Interface dataset entries:
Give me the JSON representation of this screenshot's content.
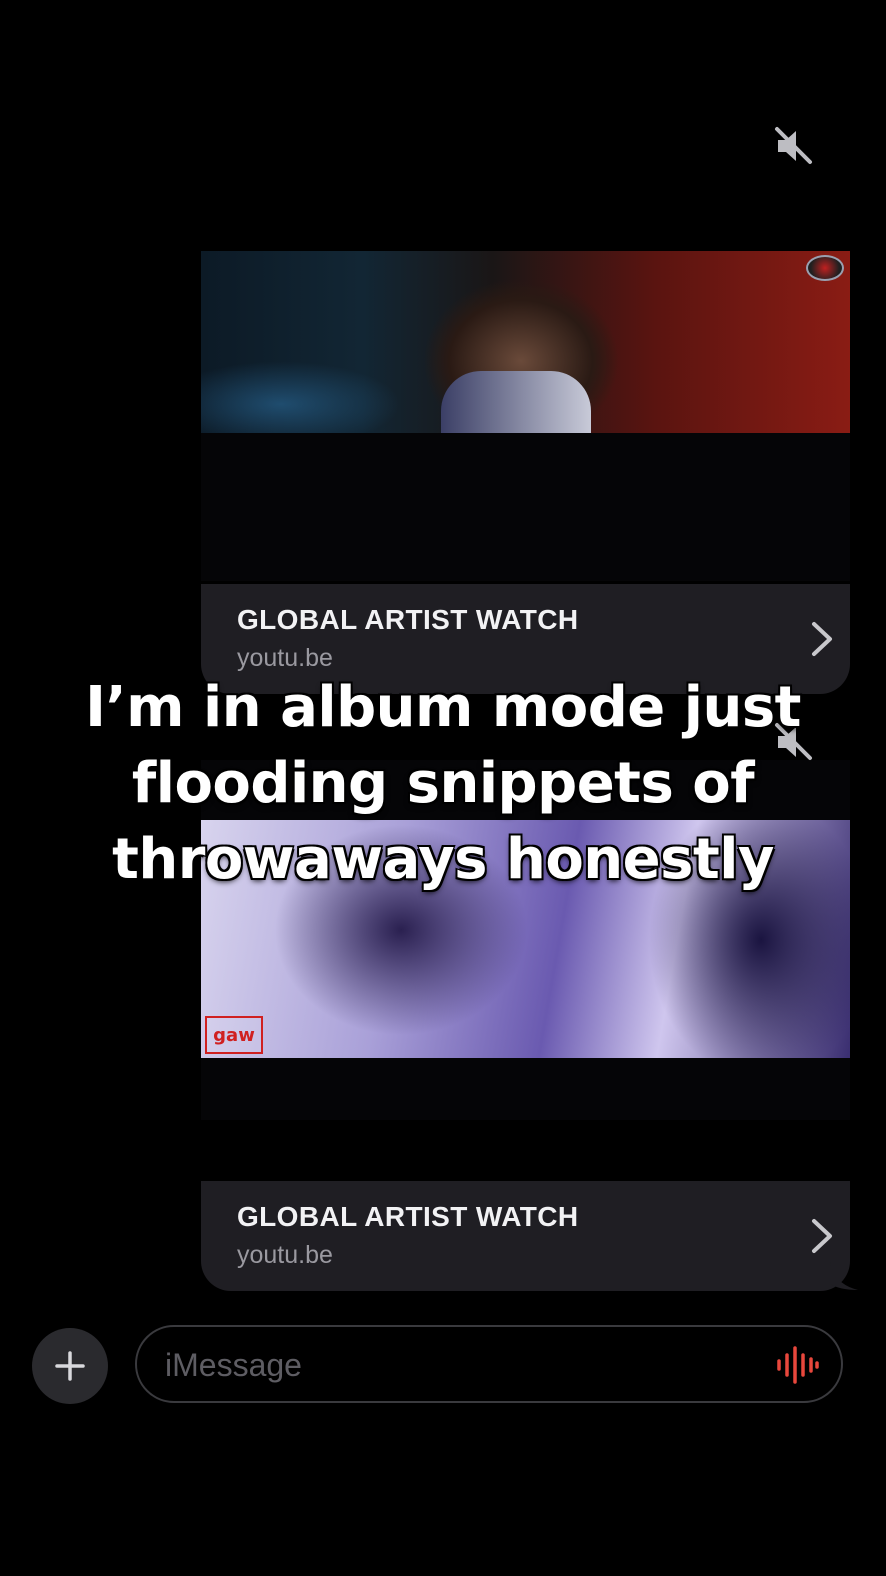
{
  "messages": [
    {
      "type": "link-preview",
      "title": "GLOBAL ARTIST WATCH",
      "domain": "youtu.be",
      "muted": true
    },
    {
      "type": "link-preview",
      "title": "GLOBAL ARTIST WATCH",
      "domain": "youtu.be",
      "muted": true,
      "watermark": "gaw"
    }
  ],
  "caption": "I’m in album mode just\nflooding snippets of\nthrowaways honestly",
  "composer": {
    "placeholder": "iMessage"
  },
  "colors": {
    "background": "#000000",
    "bubble": "#1f1e23",
    "voice_accent": "#e8473c"
  },
  "icons": {
    "mute": "speaker-muted-icon",
    "chevron": "chevron-right-icon",
    "plus": "plus-icon",
    "voice": "waveform-icon"
  }
}
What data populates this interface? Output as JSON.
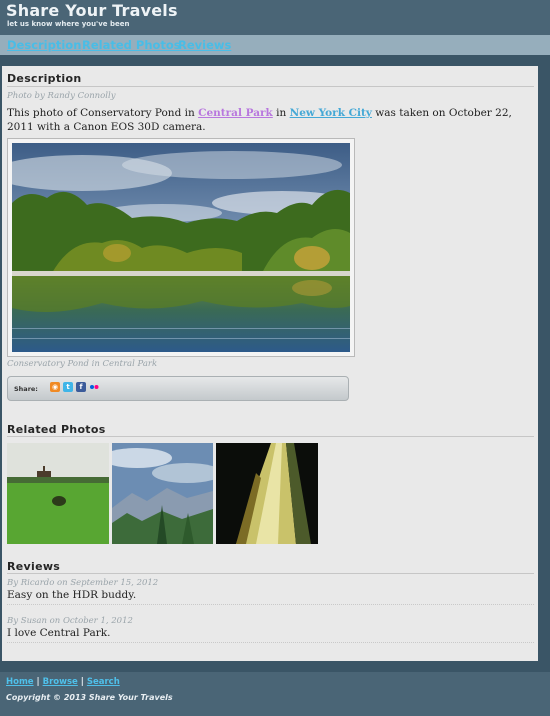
{
  "site": {
    "title": "Share Your Travels",
    "tagline": "let us know where you've been"
  },
  "nav": {
    "description": "Description",
    "related": "Related Photos",
    "reviews": "Reviews"
  },
  "description": {
    "heading": "Description",
    "byline": "Photo by Randy Connolly",
    "text_before": "This photo of Conservatory Pond in ",
    "link_park": "Central Park",
    "text_in": " in ",
    "link_city": "New York City",
    "text_after": " was taken on October 22, 2011 with a Canon EOS 30D camera.",
    "caption": "Conservatory Pond in Central Park"
  },
  "share": {
    "label": "Share:",
    "icons": [
      "rss-icon",
      "twitter-icon",
      "facebook-icon",
      "flickr-icon"
    ]
  },
  "related": {
    "heading": "Related Photos"
  },
  "reviews": {
    "heading": "Reviews",
    "items": [
      {
        "meta": "By Ricardo on September 15, 2012",
        "text": "Easy on the HDR buddy."
      },
      {
        "meta": "By Susan on October 1, 2012",
        "text": "I love Central Park."
      }
    ]
  },
  "footer": {
    "home": "Home",
    "browse": "Browse",
    "search": "Search",
    "separator": "|",
    "copyright": "Copyright © 2013 Share Your Travels"
  },
  "colors": {
    "header_bg": "#4a6576",
    "nav_bg": "#96aebc",
    "link": "#49bde6",
    "visited_link": "#b877de",
    "panel_bg": "#e9e9e9"
  }
}
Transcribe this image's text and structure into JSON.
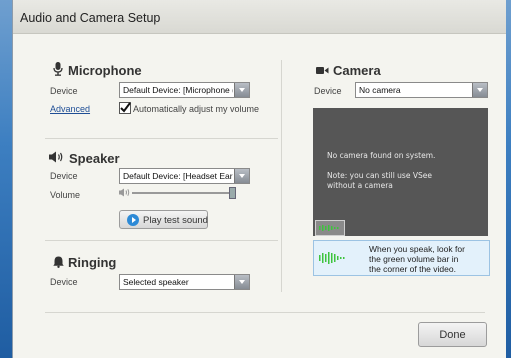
{
  "window": {
    "title": "Audio and Camera Setup"
  },
  "microphone": {
    "heading": "Microphone",
    "device_label": "Device",
    "device_value": "Default Device: [Microphone (Sou",
    "advanced_link": "Advanced",
    "auto_adjust_label": "Automatically adjust my volume",
    "auto_adjust_checked": true
  },
  "speaker": {
    "heading": "Speaker",
    "device_label": "Device",
    "device_value": "Default Device: [Headset Earphone",
    "volume_label": "Volume",
    "volume_level": 1.0,
    "play_button": "Play test sound"
  },
  "ringing": {
    "heading": "Ringing",
    "device_label": "Device",
    "device_value": "Selected speaker"
  },
  "camera": {
    "heading": "Camera",
    "device_label": "Device",
    "device_value": "No camera",
    "preview_message": "No camera found on system.",
    "preview_note_line1": "Note: you can still use VSee",
    "preview_note_line2": "without a camera",
    "tip_line1": "When you speak, look for",
    "tip_line2": "the green volume bar in",
    "tip_line3": "the corner of the video."
  },
  "footer": {
    "done_button": "Done"
  },
  "colors": {
    "accent_blue": "#2d8ad6",
    "volume_green": "#3ec43e",
    "preview_bg": "#565656"
  }
}
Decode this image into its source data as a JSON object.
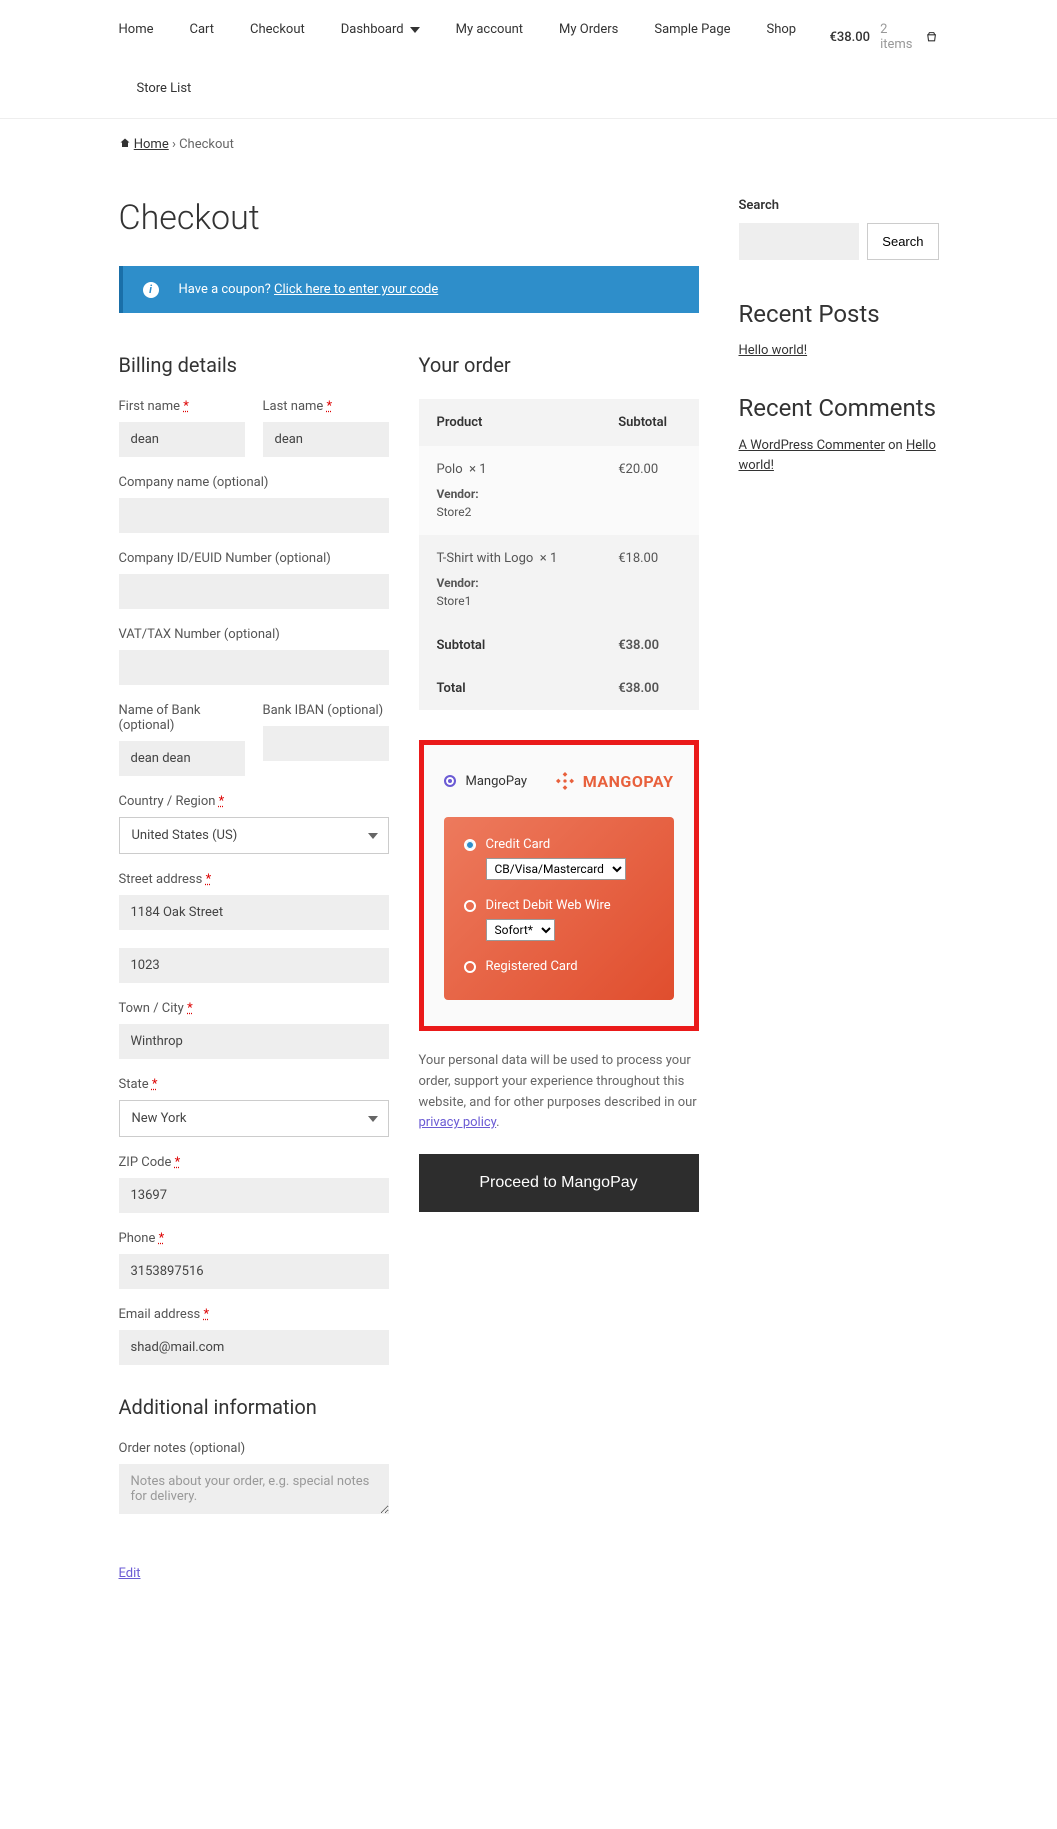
{
  "nav": {
    "items": [
      "Home",
      "Cart",
      "Checkout",
      "Dashboard",
      "My account",
      "My Orders",
      "Sample Page",
      "Shop",
      "Store List"
    ],
    "cart_total": "€38.00",
    "cart_items": "2 items"
  },
  "breadcrumb": {
    "home": "Home",
    "current": "Checkout"
  },
  "page_title": "Checkout",
  "coupon": {
    "prompt": "Have a coupon? ",
    "link": "Click here to enter your code"
  },
  "billing": {
    "heading": "Billing details",
    "first_name_label": "First name ",
    "first_name": "dean",
    "last_name_label": "Last name ",
    "last_name": "dean",
    "company_label": "Company name (optional)",
    "company": "",
    "company_id_label": "Company ID/EUID Number (optional)",
    "company_id": "",
    "vat_label": "VAT/TAX Number (optional)",
    "vat": "",
    "bank_name_label": "Name of Bank (optional)",
    "bank_name": "dean dean",
    "bank_iban_label": "Bank IBAN (optional)",
    "bank_iban": "",
    "country_label": "Country / Region ",
    "country": "United States (US)",
    "street_label": "Street address ",
    "street1": "1184 Oak Street",
    "street2": "1023",
    "city_label": "Town / City ",
    "city": "Winthrop",
    "state_label": "State ",
    "state": "New York",
    "zip_label": "ZIP Code ",
    "zip": "13697",
    "phone_label": "Phone ",
    "phone": "3153897516",
    "email_label": "Email address ",
    "email": "shad@mail.com"
  },
  "additional": {
    "heading": "Additional information",
    "notes_label": "Order notes (optional)",
    "notes_placeholder": "Notes about your order, e.g. special notes for delivery."
  },
  "edit_link": "Edit",
  "order": {
    "heading": "Your order",
    "product_col": "Product",
    "subtotal_col": "Subtotal",
    "items": [
      {
        "name": "Polo",
        "qty": "× 1",
        "price": "€20.00",
        "vendor_label": "Vendor:",
        "vendor": "Store2"
      },
      {
        "name": "T-Shirt with Logo",
        "qty": "× 1",
        "price": "€18.00",
        "vendor_label": "Vendor:",
        "vendor": "Store1"
      }
    ],
    "subtotal_label": "Subtotal",
    "subtotal": "€38.00",
    "total_label": "Total",
    "total": "€38.00"
  },
  "payment": {
    "method_label": "MangoPay",
    "logo_text": "MANGOPAY",
    "credit_card_label": "Credit Card",
    "credit_card_option": "CB/Visa/Mastercard",
    "direct_debit_label": "Direct Debit Web Wire",
    "direct_debit_option": "Sofort*",
    "registered_label": "Registered Card",
    "privacy_text": "Your personal data will be used to process your order, support your experience throughout this website, and for other purposes described in our ",
    "privacy_link": "privacy policy",
    "proceed_btn": "Proceed to MangoPay"
  },
  "sidebar": {
    "search_heading": "Search",
    "search_btn": "Search",
    "recent_posts_heading": "Recent Posts",
    "recent_post_link": "Hello world!",
    "recent_comments_heading": "Recent Comments",
    "commenter": "A WordPress Commenter",
    "on": " on ",
    "comment_post": "Hello world!"
  }
}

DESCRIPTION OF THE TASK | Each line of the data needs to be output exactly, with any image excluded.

SOLUTION |
Give me the JSON representation of this screenshot's content.
{
  "messages": [
    {
      "type": "link-preview",
      "title": "GLOBAL ARTIST WATCH",
      "domain": "youtu.be",
      "muted": true
    },
    {
      "type": "link-preview",
      "title": "GLOBAL ARTIST WATCH",
      "domain": "youtu.be",
      "muted": true,
      "watermark": "gaw"
    }
  ],
  "caption": "I’m in album mode just\nflooding snippets of\nthrowaways honestly",
  "composer": {
    "placeholder": "iMessage"
  },
  "colors": {
    "background": "#000000",
    "bubble": "#1f1e23",
    "voice_accent": "#e8473c"
  },
  "icons": {
    "mute": "speaker-muted-icon",
    "chevron": "chevron-right-icon",
    "plus": "plus-icon",
    "voice": "waveform-icon"
  }
}
What data populates this interface? Output as JSON.
{
  "site": {
    "title": "Share Your Travels",
    "tagline": "let us know where you've been"
  },
  "nav": {
    "description": "Description",
    "related": "Related Photos",
    "reviews": "Reviews"
  },
  "description": {
    "heading": "Description",
    "byline": "Photo by Randy Connolly",
    "text_before": "This photo of Conservatory Pond in ",
    "link_park": "Central Park",
    "text_in": " in ",
    "link_city": "New York City",
    "text_after": " was taken on October 22, 2011 with a Canon EOS 30D camera.",
    "caption": "Conservatory Pond in Central Park"
  },
  "share": {
    "label": "Share:",
    "icons": [
      "rss-icon",
      "twitter-icon",
      "facebook-icon",
      "flickr-icon"
    ]
  },
  "related": {
    "heading": "Related Photos"
  },
  "reviews": {
    "heading": "Reviews",
    "items": [
      {
        "meta": "By Ricardo on September 15, 2012",
        "text": "Easy on the HDR buddy."
      },
      {
        "meta": "By Susan on October 1, 2012",
        "text": "I love Central Park."
      }
    ]
  },
  "footer": {
    "home": "Home",
    "browse": "Browse",
    "search": "Search",
    "separator": "|",
    "copyright": "Copyright © 2013 Share Your Travels"
  },
  "colors": {
    "header_bg": "#4a6576",
    "nav_bg": "#96aebc",
    "link": "#49bde6",
    "visited_link": "#b877de",
    "panel_bg": "#e9e9e9"
  }
}
Transcribe this image's text and structure into JSON.
{
  "window": {
    "title": "Audio and Camera Setup"
  },
  "microphone": {
    "heading": "Microphone",
    "device_label": "Device",
    "device_value": "Default Device: [Microphone (Sou",
    "advanced_link": "Advanced",
    "auto_adjust_label": "Automatically adjust my volume",
    "auto_adjust_checked": true
  },
  "speaker": {
    "heading": "Speaker",
    "device_label": "Device",
    "device_value": "Default Device: [Headset Earphone",
    "volume_label": "Volume",
    "volume_level": 1.0,
    "play_button": "Play test sound"
  },
  "ringing": {
    "heading": "Ringing",
    "device_label": "Device",
    "device_value": "Selected speaker"
  },
  "camera": {
    "heading": "Camera",
    "device_label": "Device",
    "device_value": "No camera",
    "preview_message": "No camera found on system.",
    "preview_note_line1": "Note: you can still use VSee",
    "preview_note_line2": "without a camera",
    "tip_line1": "When you speak, look for",
    "tip_line2": "the green volume bar in",
    "tip_line3": "the corner of the video."
  },
  "footer": {
    "done_button": "Done"
  },
  "colors": {
    "accent_blue": "#2d8ad6",
    "volume_green": "#3ec43e",
    "preview_bg": "#565656"
  }
}
Decode this image into its source data as a JSON object.
{
  "nav": {
    "items": [
      "Home",
      "Cart",
      "Checkout",
      "Dashboard",
      "My account",
      "My Orders",
      "Sample Page",
      "Shop",
      "Store List"
    ],
    "cart_total": "€38.00",
    "cart_items": "2 items"
  },
  "breadcrumb": {
    "home": "Home",
    "current": "Checkout"
  },
  "page_title": "Checkout",
  "coupon": {
    "prompt": "Have a coupon? ",
    "link": "Click here to enter your code"
  },
  "billing": {
    "heading": "Billing details",
    "first_name_label": "First name ",
    "first_name": "dean",
    "last_name_label": "Last name ",
    "last_name": "dean",
    "company_label": "Company name (optional)",
    "company": "",
    "company_id_label": "Company ID/EUID Number (optional)",
    "company_id": "",
    "vat_label": "VAT/TAX Number (optional)",
    "vat": "",
    "bank_name_label": "Name of Bank (optional)",
    "bank_name": "dean dean",
    "bank_iban_label": "Bank IBAN (optional)",
    "bank_iban": "",
    "country_label": "Country / Region ",
    "country": "United States (US)",
    "street_label": "Street address ",
    "street1": "1184 Oak Street",
    "street2": "1023",
    "city_label": "Town / City ",
    "city": "Winthrop",
    "state_label": "State ",
    "state": "New York",
    "zip_label": "ZIP Code ",
    "zip": "13697",
    "phone_label": "Phone ",
    "phone": "3153897516",
    "email_label": "Email address ",
    "email": "shad@mail.com"
  },
  "additional": {
    "heading": "Additional information",
    "notes_label": "Order notes (optional)",
    "notes_placeholder": "Notes about your order, e.g. special notes for delivery."
  },
  "edit_link": "Edit",
  "order": {
    "heading": "Your order",
    "product_col": "Product",
    "subtotal_col": "Subtotal",
    "items": [
      {
        "name": "Polo",
        "qty": "× 1",
        "price": "€20.00",
        "vendor_label": "Vendor:",
        "vendor": "Store2"
      },
      {
        "name": "T-Shirt with Logo",
        "qty": "× 1",
        "price": "€18.00",
        "vendor_label": "Vendor:",
        "vendor": "Store1"
      }
    ],
    "subtotal_label": "Subtotal",
    "subtotal": "€38.00",
    "total_label": "Total",
    "total": "€38.00"
  },
  "payment": {
    "method_label": "MangoPay",
    "logo_text": "MANGOPAY",
    "credit_card_label": "Credit Card",
    "credit_card_option": "CB/Visa/Mastercard",
    "direct_debit_label": "Direct Debit Web Wire",
    "direct_debit_option": "Sofort*",
    "registered_label": "Registered Card",
    "privacy_text": "Your personal data will be used to process your order, support your experience throughout this website, and for other purposes described in our ",
    "privacy_link": "privacy policy",
    "proceed_btn": "Proceed to MangoPay"
  },
  "sidebar": {
    "search_heading": "Search",
    "search_btn": "Search",
    "recent_posts_heading": "Recent Posts",
    "recent_post_link": "Hello world!",
    "recent_comments_heading": "Recent Comments",
    "commenter": "A WordPress Commenter",
    "on": " on ",
    "comment_post": "Hello world!"
  }
}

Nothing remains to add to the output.